Microsoft rolled out its first offering for the powerful computer networks that perform complex tasks for scientists and engineers.
The company said today Compute Cluster Server 2003 was released to manufacturing and will be available in August. It set the price of the software, which is designed to serve the growing high-performance computing market, at about $469 per computing node.
Clusters of nodes joined together to work in parallel are handling data-intensive tasks such as simulating biological experiments or oil and gas reservoir modeling, the company said. This story explores some of the ways Microsoft is wading into the life sciences business, including high performance computing.
Microsoft sees high-performance computing expanding beyond traditional fields such as life sciences, engineering, manufacturing and natural resources exploration.
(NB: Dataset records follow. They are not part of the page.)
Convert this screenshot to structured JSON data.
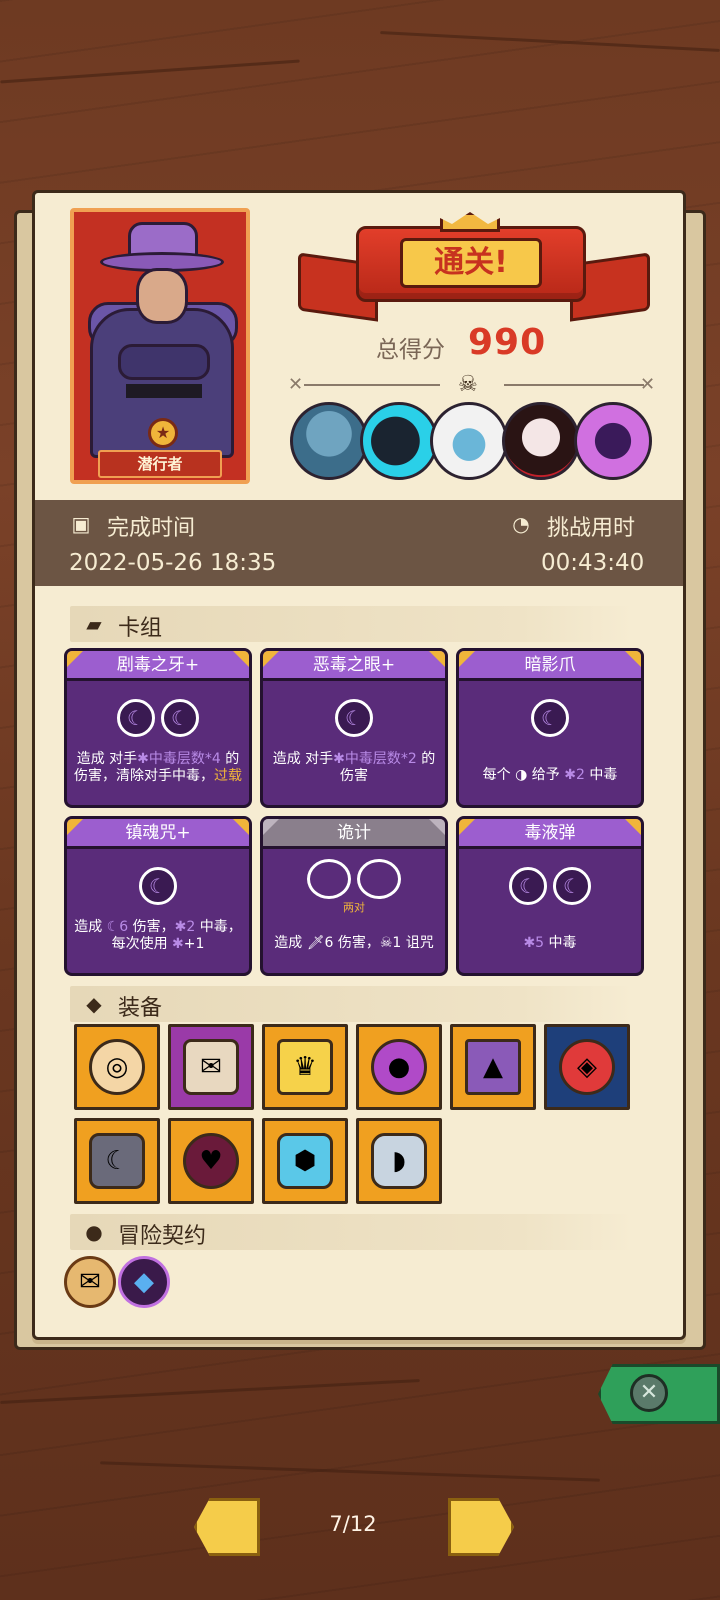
{
  "character": {
    "class_name": "潜行者"
  },
  "result": {
    "banner": "通关!",
    "score_label": "总得分",
    "score_value": "990"
  },
  "bosses": [
    "boss-portrait",
    "boss-portrait",
    "boss-portrait",
    "boss-portrait",
    "boss-portrait"
  ],
  "times": {
    "complete_label": "完成时间",
    "complete_value": "2022-05-26 18:35",
    "challenge_label": "挑战用时",
    "challenge_value": "00:43:40"
  },
  "sections": {
    "deck": "卡组",
    "equipment": "装备",
    "contract": "冒险契约"
  },
  "cards": [
    {
      "name": "剧毒之牙+",
      "orbs": 2,
      "desc_parts": [
        "造成 对手",
        "中毒层数*4",
        " 的伤害，清除对手中毒，",
        "过载"
      ]
    },
    {
      "name": "恶毒之眼+",
      "orbs": 1,
      "desc_parts": [
        "造成 对手",
        "中毒层数*2",
        " 的伤害"
      ]
    },
    {
      "name": "暗影爪",
      "orbs": 1,
      "desc_parts": [
        "每个 ",
        "◑",
        " 给予 ",
        "2",
        " 中毒"
      ]
    },
    {
      "name": "镇魂咒+",
      "orbs": 1,
      "desc_parts": [
        "造成 ",
        "6",
        " 伤害，",
        "2",
        " 中毒，每次使用 ",
        "+1"
      ]
    },
    {
      "name": "诡计",
      "orbs": 2,
      "pair_tag": "两对",
      "desc_parts": [
        "造成 ",
        "6 伤害，",
        "1 诅咒"
      ]
    },
    {
      "name": "毒液弹",
      "orbs": 2,
      "desc_parts": [
        "5",
        " 中毒"
      ]
    }
  ],
  "equipment_icons": [
    "rune-coin-icon",
    "scroll-icon",
    "crown-icon",
    "poison-apple-icon",
    "potion-flask-icon",
    "ruby-gem-icon",
    "moon-stone-icon",
    "cursed-heart-icon",
    "ice-shield-icon",
    "horn-icon"
  ],
  "contracts": [
    "scroll-contract-icon",
    "blue-crystal-icon"
  ],
  "pager": {
    "text": "7/12"
  },
  "colors": {
    "accent_red": "#d93a26",
    "card_purple": "#5a2c7a",
    "banner_gold": "#f7c84a",
    "close_green": "#2fa05a"
  }
}
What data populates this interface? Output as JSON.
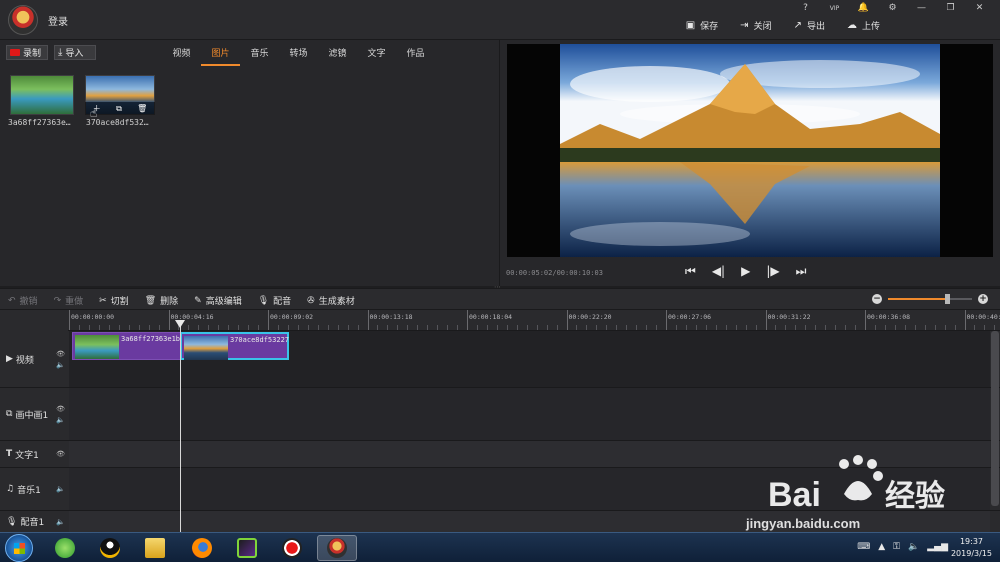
{
  "titlebar": {
    "login": "登录",
    "win_controls": [
      "?",
      "VIP",
      "🔔",
      "⚙",
      "—",
      "❐",
      "✕"
    ],
    "actions": [
      {
        "icon": "save-icon",
        "label": "保存"
      },
      {
        "icon": "close-doc-icon",
        "label": "关闭"
      },
      {
        "icon": "export-icon",
        "label": "导出"
      },
      {
        "icon": "upload-icon",
        "label": "上传"
      }
    ]
  },
  "library": {
    "record_label": "录制",
    "import_label": "导入",
    "tabs": [
      "视频",
      "图片",
      "音乐",
      "转场",
      "滤镜",
      "文字",
      "作品"
    ],
    "active_tab": "图片",
    "items": [
      {
        "name": "3a68ff27363e…"
      },
      {
        "name": "370ace8df532…"
      }
    ]
  },
  "preview": {
    "time": "00:00:05:02/00:00:10:03"
  },
  "edit_toolbar": {
    "undo": "撤销",
    "redo": "重做",
    "cut": "切割",
    "delete": "删除",
    "advanced": "高级编辑",
    "dub": "配音",
    "generate": "生成素材",
    "zoom_level": 0.7
  },
  "timeline": {
    "ticks": [
      "00:00:00:00",
      "00:00:04:16",
      "00:00:09:02",
      "00:00:13:18",
      "00:00:18:04",
      "00:00:22:20",
      "00:00:27:06",
      "00:00:31:22",
      "00:00:36:08",
      "00:00:40:2"
    ],
    "tracks": [
      {
        "label": "视频"
      },
      {
        "label": "画中画1"
      },
      {
        "label": "文字1"
      },
      {
        "label": "音乐1"
      },
      {
        "label": "配音1"
      }
    ],
    "clips": [
      {
        "name": "3a68ff27363e1b"
      },
      {
        "name": "370ace8df53227"
      }
    ]
  },
  "taskbar": {
    "time": "19:37",
    "date": "2019/3/15"
  },
  "watermark": {
    "brand": "Bai du 经验",
    "url": "jingyan.baidu.com"
  }
}
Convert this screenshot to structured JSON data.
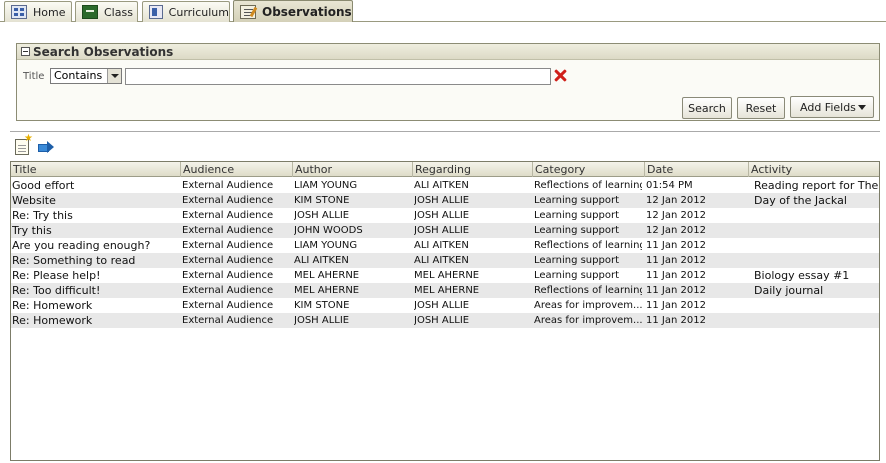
{
  "tabs": [
    {
      "label": "Home",
      "icon": "home-icon"
    },
    {
      "label": "Class",
      "icon": "class-icon"
    },
    {
      "label": "Curriculum",
      "icon": "curriculum-icon"
    },
    {
      "label": "Observations",
      "icon": "observations-icon",
      "active": true
    }
  ],
  "search": {
    "title": "Search Observations",
    "field_label": "Title",
    "operator": "Contains",
    "value": "",
    "search_label": "Search",
    "reset_label": "Reset",
    "add_fields_label": "Add Fields"
  },
  "toolbar": {
    "new_icon": "new-document-icon",
    "go_icon": "arrow-right-icon"
  },
  "table": {
    "columns": [
      "Title",
      "Audience",
      "Author",
      "Regarding",
      "Category",
      "Date",
      "Activity"
    ],
    "rows": [
      [
        "Good effort",
        "External Audience",
        "LIAM YOUNG",
        "ALI AITKEN",
        "Reflections of learning",
        "01:54 PM",
        "Reading report for The"
      ],
      [
        "Website",
        "External Audience",
        "KIM STONE",
        "JOSH ALLIE",
        "Learning support",
        "12 Jan 2012",
        "Day of the Jackal"
      ],
      [
        "Re: Try this",
        "External Audience",
        "JOSH ALLIE",
        "JOSH ALLIE",
        "Learning support",
        "12 Jan 2012",
        ""
      ],
      [
        "Try this",
        "External Audience",
        "JOHN WOODS",
        "JOSH ALLIE",
        "Learning support",
        "12 Jan 2012",
        ""
      ],
      [
        "Are you reading enough?",
        "External Audience",
        "LIAM YOUNG",
        "ALI AITKEN",
        "Reflections of learning",
        "11 Jan 2012",
        ""
      ],
      [
        "Re: Something to read",
        "External Audience",
        "ALI AITKEN",
        "ALI AITKEN",
        "Learning support",
        "11 Jan 2012",
        ""
      ],
      [
        "Re: Please help!",
        "External Audience",
        "MEL AHERNE",
        "MEL AHERNE",
        "Learning support",
        "11 Jan 2012",
        "Biology essay #1"
      ],
      [
        "Re: Too difficult!",
        "External Audience",
        "MEL AHERNE",
        "MEL AHERNE",
        "Reflections of learning",
        "11 Jan 2012",
        "Daily journal"
      ],
      [
        "Re: Homework",
        "External Audience",
        "KIM STONE",
        "JOSH ALLIE",
        "Areas for improvem...",
        "11 Jan 2012",
        ""
      ],
      [
        "Re: Homework",
        "External Audience",
        "JOSH ALLIE",
        "JOSH ALLIE",
        "Areas for improvem...",
        "11 Jan 2012",
        ""
      ]
    ]
  }
}
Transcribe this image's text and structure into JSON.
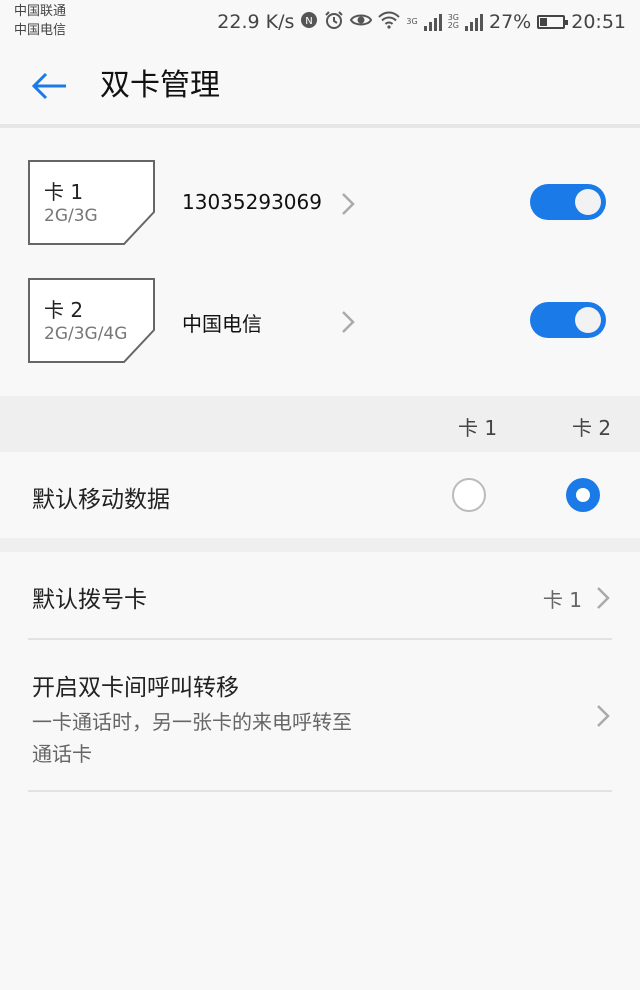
{
  "status_bar": {
    "carrier_1": "中国联通",
    "carrier_2": "中国电信",
    "speed": "22.9 K/s",
    "net_1": "3G",
    "net_2_top": "3G",
    "net_2_bottom": "2G",
    "battery": "27%",
    "time": "20:51"
  },
  "app_bar": {
    "title": "双卡管理",
    "back_icon": "arrow-left-icon",
    "accent_color": "#1a7ae8"
  },
  "sim_cards": [
    {
      "label": "卡 1",
      "networks": "2G/3G",
      "name": "13035293069",
      "enabled": true
    },
    {
      "label": "卡 2",
      "networks": "2G/3G/4G",
      "name": "中国电信",
      "enabled": true
    }
  ],
  "columns": {
    "card_1": "卡 1",
    "card_2": "卡 2"
  },
  "default_data": {
    "label": "默认移动数据",
    "selected": "卡 2"
  },
  "default_dial": {
    "label": "默认拨号卡",
    "value": "卡 1"
  },
  "call_forward": {
    "title": "开启双卡间呼叫转移",
    "description_line_1": "一卡通话时，另一张卡的来电呼转至",
    "description_line_2": "通话卡"
  }
}
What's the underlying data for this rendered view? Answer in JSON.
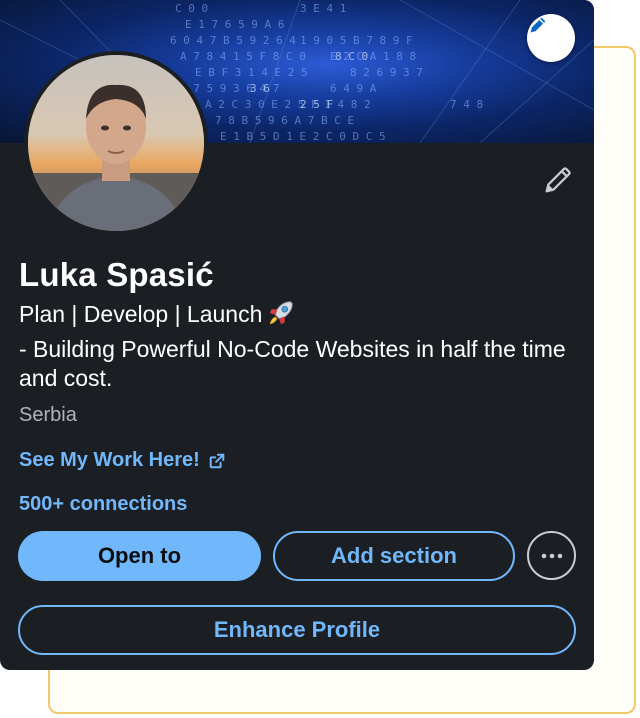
{
  "profile": {
    "name": "Luka Spasić",
    "headline_line1": "Plan | Develop | Launch",
    "headline_line2": "- Building Powerful No-Code Websites in half the time and cost.",
    "location": "Serbia",
    "website_link": "See My Work Here!",
    "connections": "500+ connections"
  },
  "actions": {
    "open_to": "Open to",
    "add_section": "Add section",
    "enhance_profile": "Enhance Profile"
  },
  "icons": {
    "cover_edit": "pencil-icon",
    "intro_edit": "pencil-icon",
    "external_link": "external-link-icon",
    "more": "ellipsis-icon",
    "headline_emoji": "rocket-icon"
  },
  "colors": {
    "card_background": "#1b1f23",
    "accent": "#71b7fb",
    "text_primary": "#ffffff",
    "text_secondary": "#b0b3b7",
    "backdrop_border": "#f2c96a",
    "cover_blue": "#163d9e"
  }
}
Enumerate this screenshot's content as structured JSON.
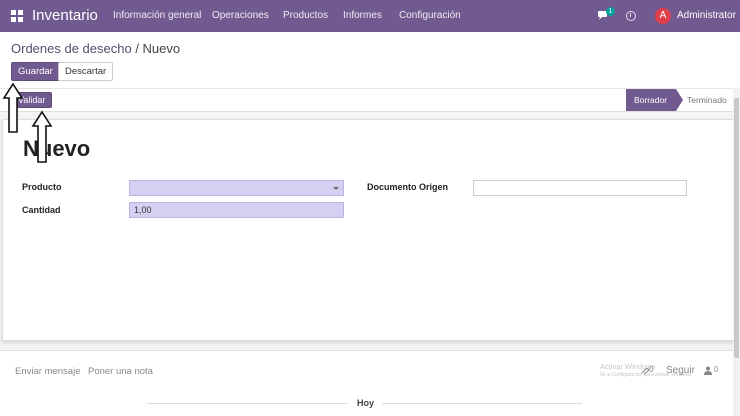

In a statement, Bob Muglia, Microsoft's senior vice president of the Server and Tools Business, said "Microsoft is making HPC technology more mainstream by bringing the cost advantages, ease of use and partner ecosystem of the Windows Server platform to departments and divisions in commercial industry and the public sector. We want HPC technology to become a pervasive resource -- something that's as easy to locate and use as printers are today."